What you will do:
Please return all the records exactly, with nothing left out.

- - -

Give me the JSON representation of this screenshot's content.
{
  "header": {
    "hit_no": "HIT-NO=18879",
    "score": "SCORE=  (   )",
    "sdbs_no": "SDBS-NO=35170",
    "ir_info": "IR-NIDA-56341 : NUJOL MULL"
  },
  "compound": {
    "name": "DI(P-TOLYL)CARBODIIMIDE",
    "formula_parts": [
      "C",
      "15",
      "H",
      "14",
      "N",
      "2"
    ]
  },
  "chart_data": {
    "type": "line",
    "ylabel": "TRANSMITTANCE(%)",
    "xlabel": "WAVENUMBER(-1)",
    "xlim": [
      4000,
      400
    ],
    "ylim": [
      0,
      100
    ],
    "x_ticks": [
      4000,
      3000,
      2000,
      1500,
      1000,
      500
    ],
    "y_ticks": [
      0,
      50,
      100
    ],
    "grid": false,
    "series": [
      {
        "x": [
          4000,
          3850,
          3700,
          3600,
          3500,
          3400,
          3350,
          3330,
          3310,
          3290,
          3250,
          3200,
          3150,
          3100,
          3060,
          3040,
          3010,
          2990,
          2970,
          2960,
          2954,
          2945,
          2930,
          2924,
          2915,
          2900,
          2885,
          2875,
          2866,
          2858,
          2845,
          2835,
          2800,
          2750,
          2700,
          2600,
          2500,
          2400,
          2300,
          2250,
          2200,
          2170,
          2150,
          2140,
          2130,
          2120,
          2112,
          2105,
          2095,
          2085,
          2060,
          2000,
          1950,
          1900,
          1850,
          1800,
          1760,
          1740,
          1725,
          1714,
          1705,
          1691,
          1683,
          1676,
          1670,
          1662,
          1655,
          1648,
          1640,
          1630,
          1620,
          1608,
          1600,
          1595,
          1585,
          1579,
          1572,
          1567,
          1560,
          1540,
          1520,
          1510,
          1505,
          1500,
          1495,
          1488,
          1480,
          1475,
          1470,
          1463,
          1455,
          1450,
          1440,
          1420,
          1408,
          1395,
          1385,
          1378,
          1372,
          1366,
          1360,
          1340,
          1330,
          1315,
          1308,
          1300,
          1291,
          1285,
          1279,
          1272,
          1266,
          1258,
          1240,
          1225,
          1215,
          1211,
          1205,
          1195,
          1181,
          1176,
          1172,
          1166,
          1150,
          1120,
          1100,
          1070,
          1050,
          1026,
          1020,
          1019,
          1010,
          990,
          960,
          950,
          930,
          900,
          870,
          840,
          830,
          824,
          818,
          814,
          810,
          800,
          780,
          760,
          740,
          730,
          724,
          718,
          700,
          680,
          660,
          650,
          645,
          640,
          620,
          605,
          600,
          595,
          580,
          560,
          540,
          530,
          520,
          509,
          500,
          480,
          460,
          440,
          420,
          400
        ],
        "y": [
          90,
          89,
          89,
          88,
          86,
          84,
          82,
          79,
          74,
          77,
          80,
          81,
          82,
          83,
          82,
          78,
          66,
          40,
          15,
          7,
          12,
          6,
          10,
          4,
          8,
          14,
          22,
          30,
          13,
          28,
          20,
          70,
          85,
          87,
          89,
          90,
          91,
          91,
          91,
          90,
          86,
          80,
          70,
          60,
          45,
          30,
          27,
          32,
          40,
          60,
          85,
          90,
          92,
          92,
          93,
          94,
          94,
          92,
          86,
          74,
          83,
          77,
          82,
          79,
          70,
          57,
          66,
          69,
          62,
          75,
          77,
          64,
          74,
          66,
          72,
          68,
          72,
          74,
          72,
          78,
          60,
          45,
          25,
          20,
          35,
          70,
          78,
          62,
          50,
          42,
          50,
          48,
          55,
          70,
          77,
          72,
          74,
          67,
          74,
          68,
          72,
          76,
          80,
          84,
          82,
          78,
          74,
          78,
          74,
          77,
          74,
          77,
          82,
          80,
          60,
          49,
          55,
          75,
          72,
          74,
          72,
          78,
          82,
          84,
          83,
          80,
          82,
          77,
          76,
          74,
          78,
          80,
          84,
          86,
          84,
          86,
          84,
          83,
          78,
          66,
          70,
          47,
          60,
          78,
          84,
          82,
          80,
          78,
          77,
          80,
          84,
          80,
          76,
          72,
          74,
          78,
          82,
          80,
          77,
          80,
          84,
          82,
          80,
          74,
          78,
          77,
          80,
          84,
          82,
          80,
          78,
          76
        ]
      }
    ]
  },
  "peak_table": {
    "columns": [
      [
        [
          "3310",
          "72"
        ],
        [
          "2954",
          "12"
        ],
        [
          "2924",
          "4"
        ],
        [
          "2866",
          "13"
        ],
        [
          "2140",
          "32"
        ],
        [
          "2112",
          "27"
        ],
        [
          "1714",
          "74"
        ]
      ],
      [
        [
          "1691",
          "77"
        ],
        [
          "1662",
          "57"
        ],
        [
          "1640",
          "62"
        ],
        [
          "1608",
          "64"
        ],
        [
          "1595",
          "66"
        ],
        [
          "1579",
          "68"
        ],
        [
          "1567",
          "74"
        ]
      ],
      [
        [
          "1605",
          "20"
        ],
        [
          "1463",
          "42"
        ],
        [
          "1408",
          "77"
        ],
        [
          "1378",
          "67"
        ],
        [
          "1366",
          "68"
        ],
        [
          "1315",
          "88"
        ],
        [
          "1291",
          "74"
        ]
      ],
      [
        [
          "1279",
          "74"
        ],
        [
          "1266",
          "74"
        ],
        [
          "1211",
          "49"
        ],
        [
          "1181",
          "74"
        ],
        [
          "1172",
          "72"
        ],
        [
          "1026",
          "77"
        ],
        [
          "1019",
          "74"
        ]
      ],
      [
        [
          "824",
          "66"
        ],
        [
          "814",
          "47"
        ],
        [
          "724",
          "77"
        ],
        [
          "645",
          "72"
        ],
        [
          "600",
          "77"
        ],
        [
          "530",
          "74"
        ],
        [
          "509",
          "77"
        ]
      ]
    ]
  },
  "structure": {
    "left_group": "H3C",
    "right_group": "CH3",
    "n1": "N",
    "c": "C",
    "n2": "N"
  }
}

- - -

Response area:
Give me the JSON representation of this screenshot's content.
{
  "header": {
    "hit_no": "HIT-NO=18879",
    "score": "SCORE=  (   )",
    "sdbs_no": "SDBS-NO=35170",
    "ir_info": "IR-NIDA-56341 : NUJOL MULL"
  },
  "compound": {
    "name": "DI(P-TOLYL)CARBODIIMIDE",
    "formula_parts": [
      "C",
      "15",
      "H",
      "14",
      "N",
      "2"
    ]
  },
  "chart_data": {
    "type": "line",
    "ylabel": "TRANSMITTANCE(%)",
    "xlabel": "WAVENUMBER(-1)",
    "xlim": [
      4000,
      400
    ],
    "ylim": [
      0,
      100
    ],
    "x_ticks": [
      4000,
      3000,
      2000,
      1500,
      1000,
      500
    ],
    "y_ticks": [
      0,
      50,
      100
    ],
    "grid": false,
    "series": [
      {
        "x": [
          4000,
          3850,
          3700,
          3600,
          3500,
          3400,
          3350,
          3330,
          3310,
          3290,
          3250,
          3200,
          3150,
          3100,
          3060,
          3040,
          3010,
          2990,
          2970,
          2960,
          2954,
          2945,
          2930,
          2924,
          2915,
          2900,
          2885,
          2875,
          2866,
          2858,
          2845,
          2835,
          2800,
          2750,
          2700,
          2600,
          2500,
          2400,
          2300,
          2250,
          2200,
          2170,
          2150,
          2140,
          2130,
          2120,
          2112,
          2105,
          2095,
          2085,
          2060,
          2000,
          1950,
          1900,
          1850,
          1800,
          1760,
          1740,
          1725,
          1714,
          1705,
          1691,
          1683,
          1676,
          1670,
          1662,
          1655,
          1648,
          1640,
          1630,
          1620,
          1608,
          1600,
          1595,
          1585,
          1579,
          1572,
          1567,
          1560,
          1540,
          1520,
          1510,
          1505,
          1500,
          1495,
          1488,
          1480,
          1475,
          1470,
          1463,
          1455,
          1450,
          1440,
          1420,
          1408,
          1395,
          1385,
          1378,
          1372,
          1366,
          1360,
          1340,
          1330,
          1315,
          1308,
          1300,
          1291,
          1285,
          1279,
          1272,
          1266,
          1258,
          1240,
          1225,
          1215,
          1211,
          1205,
          1195,
          1181,
          1176,
          1172,
          1166,
          1150,
          1120,
          1100,
          1070,
          1050,
          1026,
          1020,
          1019,
          1010,
          990,
          960,
          950,
          930,
          900,
          870,
          840,
          830,
          824,
          818,
          814,
          810,
          800,
          780,
          760,
          740,
          730,
          724,
          718,
          700,
          680,
          660,
          650,
          645,
          640,
          620,
          605,
          600,
          595,
          580,
          560,
          540,
          530,
          520,
          509,
          500,
          480,
          460,
          440,
          420,
          400
        ],
        "y": [
          90,
          89,
          89,
          88,
          86,
          84,
          82,
          79,
          74,
          77,
          80,
          81,
          82,
          83,
          82,
          78,
          66,
          40,
          15,
          7,
          12,
          6,
          10,
          4,
          8,
          14,
          22,
          30,
          13,
          28,
          20,
          70,
          85,
          87,
          89,
          90,
          91,
          91,
          91,
          90,
          86,
          80,
          70,
          60,
          45,
          30,
          27,
          32,
          40,
          60,
          85,
          90,
          92,
          92,
          93,
          94,
          94,
          92,
          86,
          74,
          83,
          77,
          82,
          79,
          70,
          57,
          66,
          69,
          62,
          75,
          77,
          64,
          74,
          66,
          72,
          68,
          72,
          74,
          72,
          78,
          60,
          45,
          25,
          20,
          35,
          70,
          78,
          62,
          50,
          42,
          50,
          48,
          55,
          70,
          77,
          72,
          74,
          67,
          74,
          68,
          72,
          76,
          80,
          84,
          82,
          78,
          74,
          78,
          74,
          77,
          74,
          77,
          82,
          80,
          60,
          49,
          55,
          75,
          72,
          74,
          72,
          78,
          82,
          84,
          83,
          80,
          82,
          77,
          76,
          74,
          78,
          80,
          84,
          86,
          84,
          86,
          84,
          83,
          78,
          66,
          70,
          47,
          60,
          78,
          84,
          82,
          80,
          78,
          77,
          80,
          84,
          80,
          76,
          72,
          74,
          78,
          82,
          80,
          77,
          80,
          84,
          82,
          80,
          74,
          78,
          77,
          80,
          84,
          82,
          80,
          78,
          76
        ]
      }
    ]
  },
  "peak_table": {
    "columns": [
      [
        [
          "3310",
          "72"
        ],
        [
          "2954",
          "12"
        ],
        [
          "2924",
          "4"
        ],
        [
          "2866",
          "13"
        ],
        [
          "2140",
          "32"
        ],
        [
          "2112",
          "27"
        ],
        [
          "1714",
          "74"
        ]
      ],
      [
        [
          "1691",
          "77"
        ],
        [
          "1662",
          "57"
        ],
        [
          "1640",
          "62"
        ],
        [
          "1608",
          "64"
        ],
        [
          "1595",
          "66"
        ],
        [
          "1579",
          "68"
        ],
        [
          "1567",
          "74"
        ]
      ],
      [
        [
          "1605",
          "20"
        ],
        [
          "1463",
          "42"
        ],
        [
          "1408",
          "77"
        ],
        [
          "1378",
          "67"
        ],
        [
          "1366",
          "68"
        ],
        [
          "1315",
          "88"
        ],
        [
          "1291",
          "74"
        ]
      ],
      [
        [
          "1279",
          "74"
        ],
        [
          "1266",
          "74"
        ],
        [
          "1211",
          "49"
        ],
        [
          "1181",
          "74"
        ],
        [
          "1172",
          "72"
        ],
        [
          "1026",
          "77"
        ],
        [
          "1019",
          "74"
        ]
      ],
      [
        [
          "824",
          "66"
        ],
        [
          "814",
          "47"
        ],
        [
          "724",
          "77"
        ],
        [
          "645",
          "72"
        ],
        [
          "600",
          "77"
        ],
        [
          "530",
          "74"
        ],
        [
          "509",
          "77"
        ]
      ]
    ]
  },
  "structure": {
    "left_group": "H3C",
    "right_group": "CH3",
    "n1": "N",
    "c": "C",
    "n2": "N"
  }
}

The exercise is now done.